| ASSIGNED TASK |
Repeat the records in full and exactly, omitting pictures.

Data records for software interfaces

====================

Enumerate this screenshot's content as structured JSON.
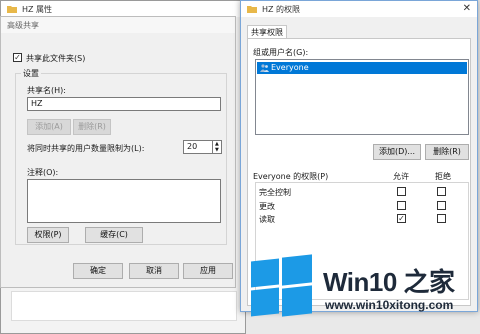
{
  "properties_window": {
    "title": "HZ 属性"
  },
  "advanced_sharing": {
    "title": "高级共享",
    "share_checkbox_label": "共享此文件夹(S)",
    "share_checked": true,
    "settings_label": "设置",
    "share_name_label": "共享名(H):",
    "share_name_value": "HZ",
    "add_button": "添加(A)",
    "remove_button": "删除(R)",
    "user_limit_label": "将同时共享的用户数量限制为(L):",
    "user_limit_value": "20",
    "comment_label": "注释(O):",
    "permissions_button": "权限(P)",
    "caching_button": "缓存(C)",
    "ok_button": "确定",
    "cancel_button": "取消",
    "apply_button": "应用"
  },
  "permissions_dialog": {
    "title": "HZ 的权限",
    "tab_label": "共享权限",
    "group_label": "组或用户名(G):",
    "users": [
      "Everyone"
    ],
    "selected_user_index": 0,
    "add_button": "添加(D)...",
    "remove_button": "删除(R)",
    "perm_header": "Everyone 的权限(P)",
    "allow_header": "允许",
    "deny_header": "拒绝",
    "permissions": [
      {
        "name": "完全控制",
        "allow": false,
        "deny": false
      },
      {
        "name": "更改",
        "allow": false,
        "deny": false
      },
      {
        "name": "读取",
        "allow": true,
        "deny": false
      }
    ]
  },
  "watermark": {
    "title": "Win10 之家",
    "url": "www.win10xitong.com",
    "color": "#1c9ae6"
  }
}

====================

| RESPONSE TO THIS EXERCISE |
Enumerate this screenshot's content as structured JSON.
{
  "properties_window": {
    "title": "HZ 属性"
  },
  "advanced_sharing": {
    "title": "高级共享",
    "share_checkbox_label": "共享此文件夹(S)",
    "share_checked": true,
    "settings_label": "设置",
    "share_name_label": "共享名(H):",
    "share_name_value": "HZ",
    "add_button": "添加(A)",
    "remove_button": "删除(R)",
    "user_limit_label": "将同时共享的用户数量限制为(L):",
    "user_limit_value": "20",
    "comment_label": "注释(O):",
    "permissions_button": "权限(P)",
    "caching_button": "缓存(C)",
    "ok_button": "确定",
    "cancel_button": "取消",
    "apply_button": "应用"
  },
  "permissions_dialog": {
    "title": "HZ 的权限",
    "tab_label": "共享权限",
    "group_label": "组或用户名(G):",
    "users": [
      "Everyone"
    ],
    "selected_user_index": 0,
    "add_button": "添加(D)...",
    "remove_button": "删除(R)",
    "perm_header": "Everyone 的权限(P)",
    "allow_header": "允许",
    "deny_header": "拒绝",
    "permissions": [
      {
        "name": "完全控制",
        "allow": false,
        "deny": false
      },
      {
        "name": "更改",
        "allow": false,
        "deny": false
      },
      {
        "name": "读取",
        "allow": true,
        "deny": false
      }
    ]
  },
  "watermark": {
    "title": "Win10 之家",
    "url": "www.win10xitong.com",
    "color": "#1c9ae6"
  }
}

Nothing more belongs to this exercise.